# Problem
Search the entries for the word "JSON". Copy each line in which it is found.

# Listed entries
┌────────

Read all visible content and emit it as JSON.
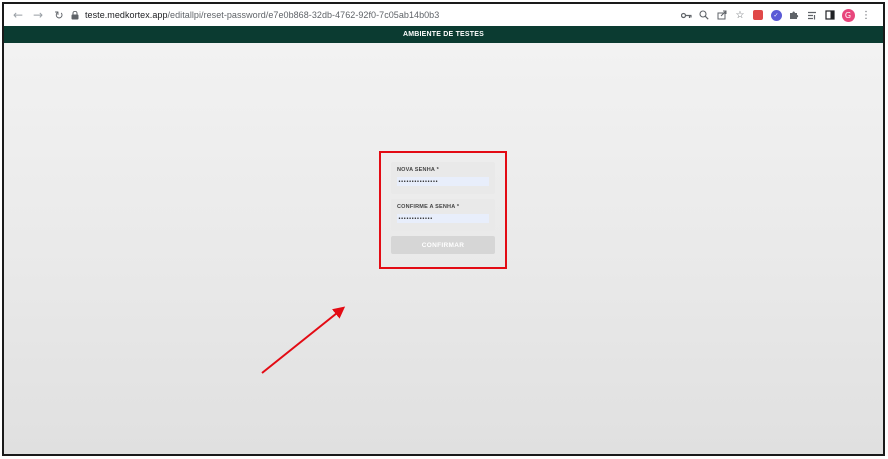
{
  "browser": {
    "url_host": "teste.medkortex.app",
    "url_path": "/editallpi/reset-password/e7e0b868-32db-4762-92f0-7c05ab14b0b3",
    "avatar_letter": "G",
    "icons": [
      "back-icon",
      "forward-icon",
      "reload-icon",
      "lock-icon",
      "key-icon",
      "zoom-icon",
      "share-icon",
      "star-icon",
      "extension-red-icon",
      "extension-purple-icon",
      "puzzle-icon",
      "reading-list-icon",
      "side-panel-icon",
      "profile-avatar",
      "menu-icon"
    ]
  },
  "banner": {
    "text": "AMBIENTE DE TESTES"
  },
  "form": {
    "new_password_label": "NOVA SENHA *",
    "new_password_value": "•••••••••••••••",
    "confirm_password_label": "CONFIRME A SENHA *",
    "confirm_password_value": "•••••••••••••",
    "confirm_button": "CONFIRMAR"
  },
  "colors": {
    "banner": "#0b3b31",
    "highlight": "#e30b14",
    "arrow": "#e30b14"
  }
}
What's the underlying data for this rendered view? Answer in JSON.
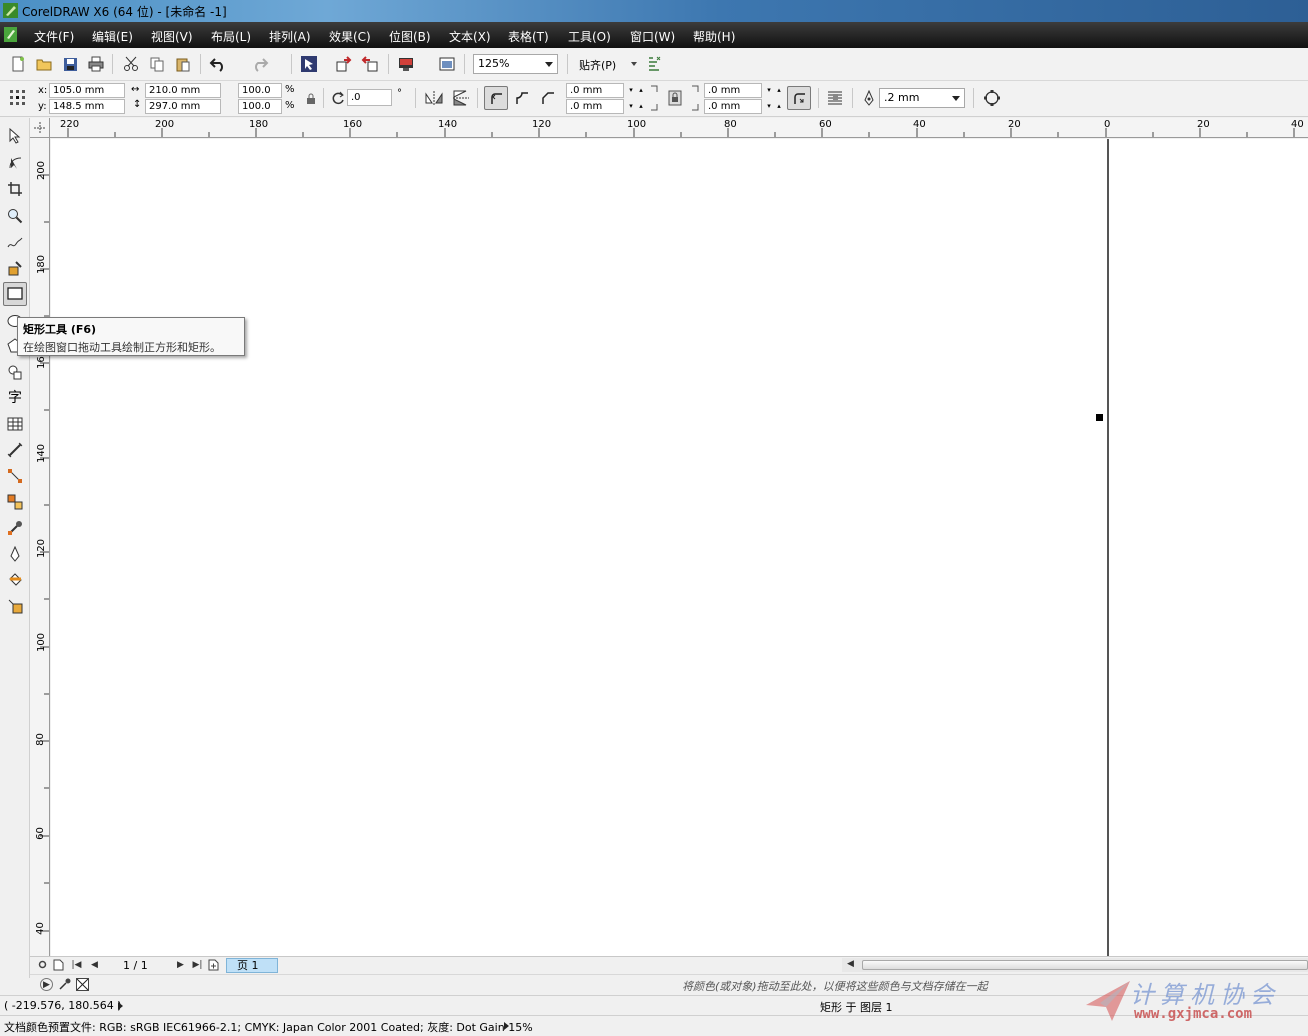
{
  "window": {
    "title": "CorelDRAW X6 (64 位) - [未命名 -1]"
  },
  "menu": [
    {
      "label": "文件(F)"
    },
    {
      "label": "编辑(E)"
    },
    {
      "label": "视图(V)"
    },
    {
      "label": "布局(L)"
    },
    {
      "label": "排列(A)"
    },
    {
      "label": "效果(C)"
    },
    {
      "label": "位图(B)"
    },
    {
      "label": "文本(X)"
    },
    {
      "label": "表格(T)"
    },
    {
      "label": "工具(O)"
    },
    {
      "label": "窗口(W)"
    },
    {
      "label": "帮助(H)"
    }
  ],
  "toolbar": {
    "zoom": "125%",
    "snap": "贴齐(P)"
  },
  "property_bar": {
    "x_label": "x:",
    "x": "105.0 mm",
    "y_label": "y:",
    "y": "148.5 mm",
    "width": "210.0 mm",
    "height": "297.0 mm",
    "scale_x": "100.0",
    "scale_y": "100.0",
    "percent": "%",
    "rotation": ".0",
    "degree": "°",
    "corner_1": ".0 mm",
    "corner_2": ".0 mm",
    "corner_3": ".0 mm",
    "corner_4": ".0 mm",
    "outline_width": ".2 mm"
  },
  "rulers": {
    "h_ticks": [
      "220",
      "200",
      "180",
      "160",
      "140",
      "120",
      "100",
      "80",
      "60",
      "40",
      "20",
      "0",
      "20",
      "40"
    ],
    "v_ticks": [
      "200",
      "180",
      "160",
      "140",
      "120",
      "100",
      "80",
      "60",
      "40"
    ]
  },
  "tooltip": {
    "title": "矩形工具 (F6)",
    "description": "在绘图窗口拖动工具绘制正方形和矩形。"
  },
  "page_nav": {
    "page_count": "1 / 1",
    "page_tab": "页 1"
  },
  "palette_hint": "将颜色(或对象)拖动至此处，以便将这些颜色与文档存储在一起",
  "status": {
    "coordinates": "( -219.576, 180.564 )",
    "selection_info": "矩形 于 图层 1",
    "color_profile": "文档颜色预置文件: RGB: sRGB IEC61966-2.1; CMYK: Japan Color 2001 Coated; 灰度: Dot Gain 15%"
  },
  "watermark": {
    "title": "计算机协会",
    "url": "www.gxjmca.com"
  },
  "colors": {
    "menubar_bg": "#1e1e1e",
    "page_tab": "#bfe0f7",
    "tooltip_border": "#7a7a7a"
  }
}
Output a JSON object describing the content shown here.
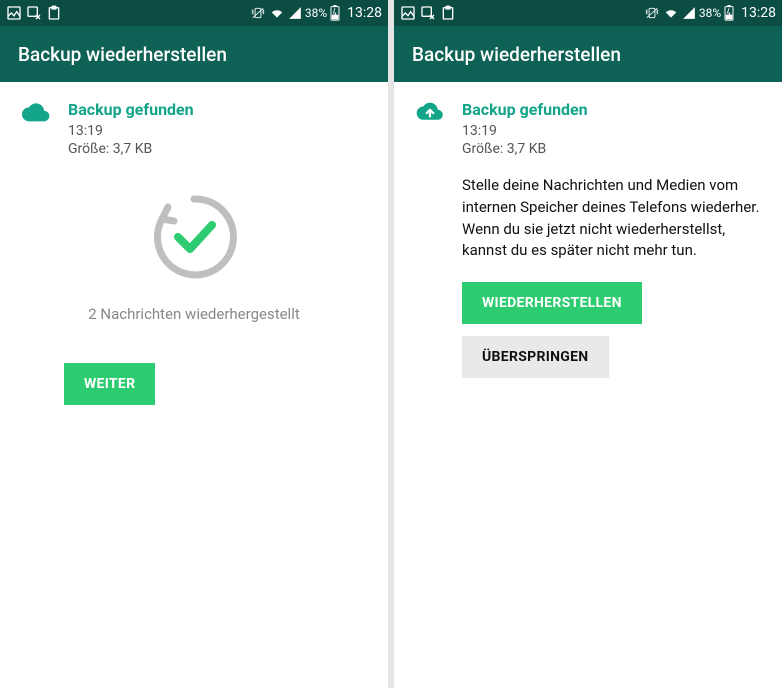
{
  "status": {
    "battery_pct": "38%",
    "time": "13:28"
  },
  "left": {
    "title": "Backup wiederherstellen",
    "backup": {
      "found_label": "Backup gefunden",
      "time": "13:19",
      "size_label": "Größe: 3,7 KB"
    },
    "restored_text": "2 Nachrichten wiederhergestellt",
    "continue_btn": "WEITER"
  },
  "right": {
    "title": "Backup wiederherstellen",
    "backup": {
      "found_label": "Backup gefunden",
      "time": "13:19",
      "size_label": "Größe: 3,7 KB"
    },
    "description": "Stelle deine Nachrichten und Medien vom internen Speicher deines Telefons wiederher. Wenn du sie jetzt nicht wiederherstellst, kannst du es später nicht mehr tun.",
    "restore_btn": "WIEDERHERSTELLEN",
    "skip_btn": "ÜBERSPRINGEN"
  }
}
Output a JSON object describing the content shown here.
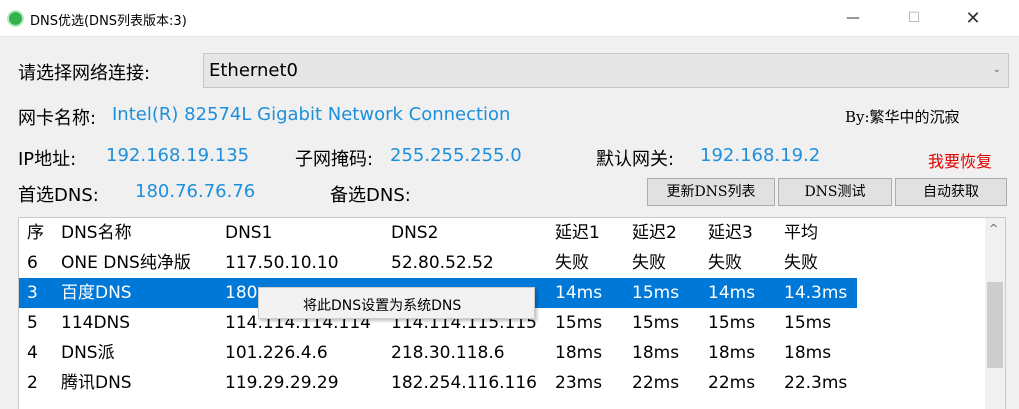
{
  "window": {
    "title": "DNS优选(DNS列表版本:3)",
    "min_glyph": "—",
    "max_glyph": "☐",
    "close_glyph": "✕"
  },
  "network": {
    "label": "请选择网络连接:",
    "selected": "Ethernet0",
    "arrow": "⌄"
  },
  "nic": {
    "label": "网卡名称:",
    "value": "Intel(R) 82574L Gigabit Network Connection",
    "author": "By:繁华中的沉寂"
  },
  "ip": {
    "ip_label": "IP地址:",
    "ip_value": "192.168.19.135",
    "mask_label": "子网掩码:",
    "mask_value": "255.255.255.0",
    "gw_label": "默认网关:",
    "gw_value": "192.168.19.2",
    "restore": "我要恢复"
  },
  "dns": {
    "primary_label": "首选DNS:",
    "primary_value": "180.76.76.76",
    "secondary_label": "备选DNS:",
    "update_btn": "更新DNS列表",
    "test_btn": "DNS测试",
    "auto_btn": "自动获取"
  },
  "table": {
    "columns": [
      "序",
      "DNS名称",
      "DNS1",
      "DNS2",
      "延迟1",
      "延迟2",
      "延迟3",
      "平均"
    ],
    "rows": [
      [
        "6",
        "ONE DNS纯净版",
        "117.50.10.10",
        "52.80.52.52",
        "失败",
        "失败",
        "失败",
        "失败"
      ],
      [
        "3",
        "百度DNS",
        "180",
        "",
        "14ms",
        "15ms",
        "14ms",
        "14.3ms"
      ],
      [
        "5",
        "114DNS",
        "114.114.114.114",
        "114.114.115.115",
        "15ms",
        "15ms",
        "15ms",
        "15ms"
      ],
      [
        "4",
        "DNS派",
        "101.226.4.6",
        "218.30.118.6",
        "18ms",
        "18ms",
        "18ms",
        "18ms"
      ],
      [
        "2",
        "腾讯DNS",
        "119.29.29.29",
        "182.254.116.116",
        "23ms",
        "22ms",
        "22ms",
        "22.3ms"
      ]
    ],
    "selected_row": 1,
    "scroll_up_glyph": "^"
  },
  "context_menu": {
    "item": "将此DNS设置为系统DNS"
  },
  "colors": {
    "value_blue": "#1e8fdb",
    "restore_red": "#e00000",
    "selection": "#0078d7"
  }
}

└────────

# Solution below
Read all visible content and emit it as JSON.
What's the underlying data for this rendered view? Answer in JSON.
Output a JSON object describing the content shown here.
Output a JSON object describing the content shown here.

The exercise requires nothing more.